March exports decline by 33%

Written by Economy Bureau | New Delhi | Updated: May 3 2009, 04:59am hrs
India's exports, which account for nearly 16% of GDP, slumped by 33.3% to $11.5 billion in March 2009, from $17.3 billion a year earlier. This is the sixth consecutive monthly decline and the sharpest in over a decade.

Figures released by the ministry of commerce on Friday show that for the full 2008-09 fiscal, exports stood at $168.7 billion, lower than even the revised target of $175 billion. Imports grew by 14.3% to $287.8 billion in 2008-09 from $251.7 billion in 2007-08.

Of particular concern for industry is the 18.9% decline in non-oil importsa key measure of domestic economic activityto $11.7 billion in March 2009 from $14.4 billion a year earlier. Ficci president Harsh Pati Singhania agreed this could slow industrial production, especially if concentrated in machinery, equipment and project goods.

Indias industrial output slipped by 1.2% in February. Macquarie Research has, nevertheless, projected it to grow at 10% in March. In 2008-09, exports grew at an average of 30% until September, when the collapse of Lehman Brothers ignited a global crisis. Exports grew at over 29% in 2007-08.

The trade deficitthe difference between exports and importswidened 34% to $119 billion in FY09 from $88.5 billion in FY08. The World Trade Organisation estimates global trade to fall by 9% in 2009-10. RBI governor D Subbarao had warned that the global recession may not only continue through 2009, but could prolong into next year.

However, the Federation of Indian Export Organisation is optimistic that exports would pick up from July to post a 10% growth to $185 billion this financial year. Said FIEO president A Sakhtivel, The inventories of buyers in Europe will be over by August. European buyers have started visiting India and international trade fairs for procurement. Diversifying exports to Latin America, Africa and Asia will help India register better growth, he added.

Most analysts argue that a recovery is unlikely before the second half of 2009-10. The swine flu outbreak that started in Mexico and spread to the US and Canada could further impact global trade from a decline in the movement of goods and labour. Projecting global GDP to decline by 1.3% in 2009, the International Monetary Fund said last month that a sharp drop in capital flows and collapse in global trade had hit emerging markets.

RBI expects India to grow at 6% in 2009-10. But the US and Europe, which account for around 35% of Indias exports, are yet to show signs of the so-called green shoots of recovery.
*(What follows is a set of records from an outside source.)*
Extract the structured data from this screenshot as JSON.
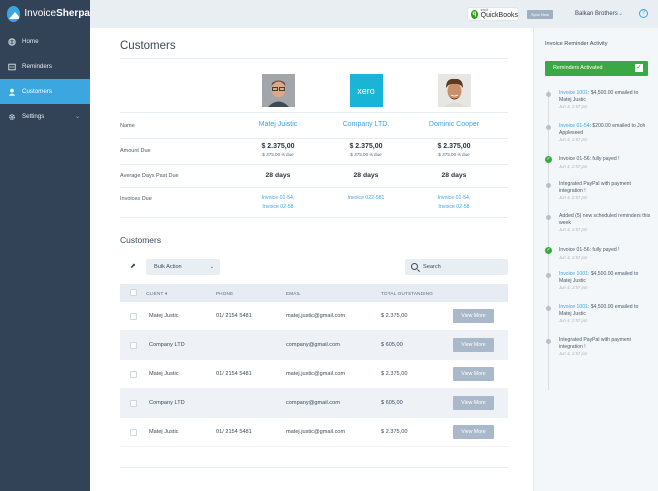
{
  "app": {
    "logo_prefix": "Invoice",
    "logo_suffix": "Sherpa"
  },
  "sidebar": {
    "items": [
      {
        "label": "Home",
        "icon": "globe-icon"
      },
      {
        "label": "Reminders",
        "icon": "reminder-icon"
      },
      {
        "label": "Customers",
        "icon": "user-icon",
        "active": true
      },
      {
        "label": "Settings",
        "icon": "gear-icon"
      }
    ]
  },
  "topbar": {
    "qb_intuit": "intuit",
    "qb_label": "QuickBooks",
    "sync_label": "Sync Now",
    "company": "Balkan Brothers",
    "help": "?"
  },
  "main": {
    "title": "Customers",
    "row_labels": {
      "name": "Name",
      "amount_due": "Amount Due",
      "avg_days": "Average Days Past Due",
      "invoices_due": "Invoices Due"
    },
    "top_customers": [
      {
        "name": "Matej Juistic",
        "amount": "$ 2.375,00",
        "amount_sub": "$ 375.00 is due",
        "days": "28 days",
        "invoices": [
          "Invoice 01-54,",
          "Invoice 02-58"
        ],
        "avatar": "man-glasses-avatar"
      },
      {
        "name": "Company LTD.",
        "amount": "$ 2.375,00",
        "amount_sub": "$ 375.00 is due",
        "days": "28 days",
        "invoices": [
          "Invoice 022-581"
        ],
        "avatar": "xero-logo",
        "logo_text": "xero"
      },
      {
        "name": "Dominic Cooper",
        "amount": "$ 2.375,00",
        "amount_sub": "$ 375.00 is due",
        "days": "28 days",
        "invoices": [
          "Invoice 01-54,",
          "Invoice 02-58"
        ],
        "avatar": "man-curly-avatar"
      }
    ],
    "section_title": "Customers",
    "bulk_action": "Bulk Action",
    "search_placeholder": "Search",
    "columns": {
      "client": "CLIENT",
      "phone": "PHONE",
      "email": "EMAIL",
      "total": "TOTAL OUTSTANDING"
    },
    "rows": [
      {
        "client": "Matej Justic",
        "phone": "01/ 2154 5481",
        "email": "matej.justic@gmail.com",
        "total": "$ 2.375,00",
        "action": "View More"
      },
      {
        "client": "Company LTD",
        "phone": "",
        "email": "company@gmail.com",
        "total": "$ 605,00",
        "action": "View More"
      },
      {
        "client": "Matej Justic",
        "phone": "01/ 2154 5481",
        "email": "matej.justic@gmail.com",
        "total": "$ 2.375,00",
        "action": "View More"
      },
      {
        "client": "Company LTD",
        "phone": "",
        "email": "company@gmail.com",
        "total": "$ 605,00",
        "action": "View More"
      },
      {
        "client": "Matej Justic",
        "phone": "01/ 2154 5481",
        "email": "matej.justic@gmail.com",
        "total": "$ 2.375,00",
        "action": "View More"
      }
    ]
  },
  "activity": {
    "title": "Invoice Reminder Activity",
    "button": "Reminders Activated",
    "items": [
      {
        "link": "Invoice 1001",
        "text": ": $4,500.00 emailed to Matej Justic",
        "date": "Jun 4, 2:57 pm",
        "ok": false
      },
      {
        "link": "Invoice 01-54",
        "text": ": $200.00 emailed to Joh Appleseed",
        "date": "Jun 4, 2:57 pm",
        "ok": false
      },
      {
        "link": "",
        "text": "Invoice 01-56: fully payed !",
        "date": "Jun 4, 2:57 pm",
        "ok": true
      },
      {
        "link": "",
        "text": "Integrated PayPal with payment integration !",
        "date": "Jun 4, 2:57 pm",
        "ok": false
      },
      {
        "link": "",
        "text": "Added (5) new scheduled reminders this week",
        "date": "Jun 4, 2:57 pm",
        "ok": false
      },
      {
        "link": "",
        "text": "Invoice 01-56: fully payed !",
        "date": "Jun 4, 2:57 pm",
        "ok": true
      },
      {
        "link": "Invoice 1001",
        "text": ": $4,500.00 emailed to Matej Justic",
        "date": "Jun 4, 2:57 pm",
        "ok": false
      },
      {
        "link": "Invoice 1001",
        "text": ": $4,500.00 emailed to Matej Justic",
        "date": "Jun 4, 2:57 pm",
        "ok": false
      },
      {
        "link": "",
        "text": "Integrated PayPal with payment integration !",
        "date": "Jun 4, 2:57 pm",
        "ok": false
      }
    ]
  },
  "colors": {
    "accent": "#3ba6df",
    "sidebar": "#324357",
    "success": "#3aa844"
  }
}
This has dampened prospects for an early turnaround in industrial output and shipments.